You are using an outdated browser. Please upgrade your browser to improve your experience.

Red Cross Urges People to Stay Safe and Warm as Frigid Cold Covers Eastern U.S.

The Red Cross responds to an average of 170 home fires a day – that’s one fire every eight minutes

The new year is starting with a blast of cold weather, and the American Red Cross is supporting warming shelters in some areas and urging people to be cautious if using alternative heating methods to stay warm.

A giant mass of frigid air is blanketing the eastern half of the country all the way down to Florida, bringing with it snow squalls and temperatures dipping down into the single digits.

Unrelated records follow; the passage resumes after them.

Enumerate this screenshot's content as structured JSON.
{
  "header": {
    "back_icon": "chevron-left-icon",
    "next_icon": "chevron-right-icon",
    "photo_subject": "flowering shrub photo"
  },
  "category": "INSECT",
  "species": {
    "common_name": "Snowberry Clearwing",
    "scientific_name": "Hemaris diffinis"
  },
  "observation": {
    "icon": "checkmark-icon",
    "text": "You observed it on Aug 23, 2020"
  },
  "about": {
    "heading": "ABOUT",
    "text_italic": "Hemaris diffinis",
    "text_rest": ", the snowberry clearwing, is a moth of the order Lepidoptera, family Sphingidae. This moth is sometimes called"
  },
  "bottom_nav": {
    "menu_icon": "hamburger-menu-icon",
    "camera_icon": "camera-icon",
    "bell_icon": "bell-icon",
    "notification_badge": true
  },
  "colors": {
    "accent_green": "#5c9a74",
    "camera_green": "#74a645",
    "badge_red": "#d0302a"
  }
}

The Red Cross responds to an average of 170 home fires a day – that’s one fire every eight minutes. As home heating costs rise, many people are resorting to supplemental heating sources to cut down on costs. These alternate heating sources can be dangerous if not used properly. The Red Cross offers the following safety tips on how to prevent a fire in the home when turning to additional heating resources to keep warm:

  • Have wood and coal stoves, fireplaces, chimneys and furnaces professionally inspected once a year.
  • Never use a stove or oven to heat the home.
  • Never leave portable heaters or fireplaces unattended.
  • Turn off space heaters or extinguish the fireplace before going to bed or leaving home.
  • Place a space heater on a hard, level, nonflammable surface. Do not put space heaters on rugs or carpets, near bedding or drapes, and keep children and pets away. Look for a space heater model that shuts off automatically if the heater falls over.
  • When using a fireplace, use a glass or metal screen large enough to catch sparks or rolling logs and keep the fire in the fireplace.
  • Keep all flammable materials such as newspapers, matches, bedding, clothing, carpets and rugs at least three feet away from heat sources such as space heaters, fireplaces and stoves.
  • Smoke alarms save lives. People should:

  • Install smoke alarms on every level of their home, inside bedrooms and outside sleeping areas.
  • Check monthly that smoke alarms are working properly by pushing the test button.
  • Replace batteries in smoke alarms at least once a year.
  • Replace smoke alarms every ten years.
  • Making sure all members of the household know what to do during a fire is one of the most important steps people can take to stay safe. Everyone should know two ways to escape from every room of the home, and set up a meeting place outside in case of fire. Practice escaping from the home at least twice a year and at different times of the day. Teach household members to stop, drop and roll if their clothing should catch on fire.

    For more information on what you can do to keep you and your loved ones safe, visit the “Help Prevent Home Fires” section of our website.

    About the American Red Cross:
    The American Red Cross shelters, feeds and provides emotional support to victims of disasters; supplies about 40 percent of the nation's blood; teaches skills that save lives; provides international humanitarian aid; and supports military members and their families. The Red Cross is a not-for-profit organization that depends on volunteers and the generosity of the American public to perform its mission. For more information, please visit or, or visit us on Twitter at @RedCross.